(Information)
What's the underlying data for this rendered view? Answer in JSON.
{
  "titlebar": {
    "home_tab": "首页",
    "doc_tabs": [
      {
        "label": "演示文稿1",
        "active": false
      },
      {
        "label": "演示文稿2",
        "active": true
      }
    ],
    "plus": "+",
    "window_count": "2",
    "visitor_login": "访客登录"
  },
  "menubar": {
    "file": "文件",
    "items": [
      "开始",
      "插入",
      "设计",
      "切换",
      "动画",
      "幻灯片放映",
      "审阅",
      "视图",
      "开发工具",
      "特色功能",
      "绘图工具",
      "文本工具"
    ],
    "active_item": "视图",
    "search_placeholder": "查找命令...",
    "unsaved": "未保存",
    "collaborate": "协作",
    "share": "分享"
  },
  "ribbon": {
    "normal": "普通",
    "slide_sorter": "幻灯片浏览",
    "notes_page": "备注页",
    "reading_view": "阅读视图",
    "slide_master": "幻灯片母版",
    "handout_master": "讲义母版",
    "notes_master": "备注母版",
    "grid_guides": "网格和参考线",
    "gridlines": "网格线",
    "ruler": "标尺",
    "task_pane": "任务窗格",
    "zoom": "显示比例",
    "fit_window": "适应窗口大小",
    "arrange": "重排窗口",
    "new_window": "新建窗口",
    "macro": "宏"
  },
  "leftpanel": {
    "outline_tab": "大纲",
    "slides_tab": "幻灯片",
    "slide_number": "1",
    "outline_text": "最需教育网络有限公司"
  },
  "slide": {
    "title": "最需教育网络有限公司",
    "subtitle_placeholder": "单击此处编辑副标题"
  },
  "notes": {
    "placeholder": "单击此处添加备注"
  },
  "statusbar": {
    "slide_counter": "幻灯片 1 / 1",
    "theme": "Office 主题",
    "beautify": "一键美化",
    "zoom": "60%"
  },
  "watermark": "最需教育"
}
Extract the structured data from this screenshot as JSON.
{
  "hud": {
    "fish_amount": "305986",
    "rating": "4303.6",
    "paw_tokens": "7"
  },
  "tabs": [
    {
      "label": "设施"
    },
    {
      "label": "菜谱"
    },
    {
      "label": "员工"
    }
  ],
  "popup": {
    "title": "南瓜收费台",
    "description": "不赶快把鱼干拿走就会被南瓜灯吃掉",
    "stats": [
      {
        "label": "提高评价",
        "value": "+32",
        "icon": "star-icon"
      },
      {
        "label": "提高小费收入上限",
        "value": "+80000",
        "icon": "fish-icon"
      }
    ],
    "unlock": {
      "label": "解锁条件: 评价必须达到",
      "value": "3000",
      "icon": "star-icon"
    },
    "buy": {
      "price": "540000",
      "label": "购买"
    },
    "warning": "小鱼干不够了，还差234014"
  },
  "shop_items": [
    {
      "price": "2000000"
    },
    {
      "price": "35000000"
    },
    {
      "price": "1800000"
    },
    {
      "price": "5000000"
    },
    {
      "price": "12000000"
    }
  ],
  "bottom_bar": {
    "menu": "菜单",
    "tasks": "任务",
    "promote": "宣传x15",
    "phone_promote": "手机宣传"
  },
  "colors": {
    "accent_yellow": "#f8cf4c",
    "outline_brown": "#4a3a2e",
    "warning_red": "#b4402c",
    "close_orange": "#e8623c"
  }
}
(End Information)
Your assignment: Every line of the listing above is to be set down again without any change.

Answer to this task:
What's the underlying data for this rendered view? Answer in JSON.
{
  "titlebar": {
    "home_tab": "首页",
    "doc_tabs": [
      {
        "label": "演示文稿1",
        "active": false
      },
      {
        "label": "演示文稿2",
        "active": true
      }
    ],
    "plus": "+",
    "window_count": "2",
    "visitor_login": "访客登录"
  },
  "menubar": {
    "file": "文件",
    "items": [
      "开始",
      "插入",
      "设计",
      "切换",
      "动画",
      "幻灯片放映",
      "审阅",
      "视图",
      "开发工具",
      "特色功能",
      "绘图工具",
      "文本工具"
    ],
    "active_item": "视图",
    "search_placeholder": "查找命令...",
    "unsaved": "未保存",
    "collaborate": "协作",
    "share": "分享"
  },
  "ribbon": {
    "normal": "普通",
    "slide_sorter": "幻灯片浏览",
    "notes_page": "备注页",
    "reading_view": "阅读视图",
    "slide_master": "幻灯片母版",
    "handout_master": "讲义母版",
    "notes_master": "备注母版",
    "grid_guides": "网格和参考线",
    "gridlines": "网格线",
    "ruler": "标尺",
    "task_pane": "任务窗格",
    "zoom": "显示比例",
    "fit_window": "适应窗口大小",
    "arrange": "重排窗口",
    "new_window": "新建窗口",
    "macro": "宏"
  },
  "leftpanel": {
    "outline_tab": "大纲",
    "slides_tab": "幻灯片",
    "slide_number": "1",
    "outline_text": "最需教育网络有限公司"
  },
  "slide": {
    "title": "最需教育网络有限公司",
    "subtitle_placeholder": "单击此处编辑副标题"
  },
  "notes": {
    "placeholder": "单击此处添加备注"
  },
  "statusbar": {
    "slide_counter": "幻灯片 1 / 1",
    "theme": "Office 主题",
    "beautify": "一键美化",
    "zoom": "60%"
  },
  "watermark": "最需教育"
}
Extract the structured data from this screenshot as JSON.
{
  "hud": {
    "fish_amount": "305986",
    "rating": "4303.6",
    "paw_tokens": "7"
  },
  "tabs": [
    {
      "label": "设施"
    },
    {
      "label": "菜谱"
    },
    {
      "label": "员工"
    }
  ],
  "popup": {
    "title": "南瓜收费台",
    "description": "不赶快把鱼干拿走就会被南瓜灯吃掉",
    "stats": [
      {
        "label": "提高评价",
        "value": "+32",
        "icon": "star-icon"
      },
      {
        "label": "提高小费收入上限",
        "value": "+80000",
        "icon": "fish-icon"
      }
    ],
    "unlock": {
      "label": "解锁条件: 评价必须达到",
      "value": "3000",
      "icon": "star-icon"
    },
    "buy": {
      "price": "540000",
      "label": "购买"
    },
    "warning": "小鱼干不够了，还差234014"
  },
  "shop_items": [
    {
      "price": "2000000"
    },
    {
      "price": "35000000"
    },
    {
      "price": "1800000"
    },
    {
      "price": "5000000"
    },
    {
      "price": "12000000"
    }
  ],
  "bottom_bar": {
    "menu": "菜单",
    "tasks": "任务",
    "promote": "宣传x15",
    "phone_promote": "手机宣传"
  },
  "colors": {
    "accent_yellow": "#f8cf4c",
    "outline_brown": "#4a3a2e",
    "warning_red": "#b4402c",
    "close_orange": "#e8623c"
  }
}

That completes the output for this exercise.